Breaking: Children’s Cereals Are Filled With Sugar!

children's cereal sugarWhile scanning the headlines this morning on my favorite news sites, I was shocked to see hundreds of articles about children’s cereals being packed with sugar. At first I thought it was satire (you know, like something posted on The Onion and picked up by media outlets around the world as being legit). But, nope, this is real. And it makes me wonder, “Are people idiots?!”

Okay, so that’s a bit harsh. But, really, how is it news that children’s cereals are loaded with sugar? Didn’t we learn that in Parenting 101?

Look, I am FAR from perfect; in fact, I often feel like an imposter when it comes to this whole parenting thing (I’m just making it up as I go along). But if there’s one thing I know, it’s not to feed my kids sugary cereal first thing in the morning. Oh, yes, they eat processed chicken nuggets for lunch and Wacky Mac for dinner despite my better efforts. And granola bars you know, the store-bought ones loaded with sugar and other crap is a typical snack. It kills me, but I’m still working on the whole “healthy eating” thing with my boys (I’ll let you know once I figure it out never).

But sorry, the day does not begin with Kellogg’s Honey Smacks or Captain Crunch or anything, really, that features an illustrated character on the box.

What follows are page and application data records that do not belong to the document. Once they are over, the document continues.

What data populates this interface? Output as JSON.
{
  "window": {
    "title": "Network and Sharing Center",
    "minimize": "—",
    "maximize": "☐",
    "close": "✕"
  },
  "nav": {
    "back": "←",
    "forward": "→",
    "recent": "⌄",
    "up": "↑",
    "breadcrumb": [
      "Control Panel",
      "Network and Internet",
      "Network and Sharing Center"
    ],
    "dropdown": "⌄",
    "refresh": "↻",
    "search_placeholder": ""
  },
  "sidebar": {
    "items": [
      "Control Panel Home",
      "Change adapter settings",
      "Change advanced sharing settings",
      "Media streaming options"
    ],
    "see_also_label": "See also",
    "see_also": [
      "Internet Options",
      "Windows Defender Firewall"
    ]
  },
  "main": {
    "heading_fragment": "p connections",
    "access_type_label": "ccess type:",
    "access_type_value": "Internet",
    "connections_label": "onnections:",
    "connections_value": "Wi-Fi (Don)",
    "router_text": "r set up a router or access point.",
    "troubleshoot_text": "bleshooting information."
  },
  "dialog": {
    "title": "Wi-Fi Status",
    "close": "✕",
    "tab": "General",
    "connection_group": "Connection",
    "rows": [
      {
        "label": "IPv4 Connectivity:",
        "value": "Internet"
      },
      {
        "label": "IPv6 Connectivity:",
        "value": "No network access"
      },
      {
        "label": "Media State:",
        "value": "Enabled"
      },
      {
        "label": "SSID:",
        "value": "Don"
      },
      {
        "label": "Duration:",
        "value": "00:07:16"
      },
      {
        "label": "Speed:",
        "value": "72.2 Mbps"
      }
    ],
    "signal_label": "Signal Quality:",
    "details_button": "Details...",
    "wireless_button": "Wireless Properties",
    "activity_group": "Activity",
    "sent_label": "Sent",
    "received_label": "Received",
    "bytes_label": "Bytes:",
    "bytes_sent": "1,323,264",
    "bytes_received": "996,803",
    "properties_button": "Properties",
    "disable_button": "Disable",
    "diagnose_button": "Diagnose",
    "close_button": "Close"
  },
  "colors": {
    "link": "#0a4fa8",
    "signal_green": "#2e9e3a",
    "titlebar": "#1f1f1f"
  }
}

Breakfast is my one opportunity each day to shove something healthy down my kids’ throats,  like yogurt with berries, or whole grain toast with almond butter and sliced banana (a favorite around here). It’s the one time per day that I feel like a “good” mom who actually knows what she’s doing!

As one colleague puts it, “My daughter can have baked french fries for dinner, but it’s fruit and yogurt for breakfast.” Here, here, sister!

The reason why people suddenly have cereal on the brain is because The Environmental Working Group EWC) has just released its list of the 10 worst children’s cereals, which you can check out here. Leading the pack is Kellogg’s Honey Smacks, coming in at 55.6% sugar by weight, followed by Post Golden Crisp (51.9%), Kellogg’s Froot Loops Marshmallow (48.3%), Quaker Oats Cap/n Crunch OOPS! All Berries (46.9%) and Quaker Oats Cap’n Crunch Original (44.4%).

The good news is that cereal for breakfast is still possible without feeling like you’re feeding your kids the equivalent of a dozen cookies. The trick is to read the ingredient list (duh) and opt for healthy choices that are, not surprisingly, geared towards adults vs. children. The EWC has a list of those, too, which you can view here.

Alright, I’m off to check the nutritional label on my giant, Costco-sized box of Cheerios…

Similar Posts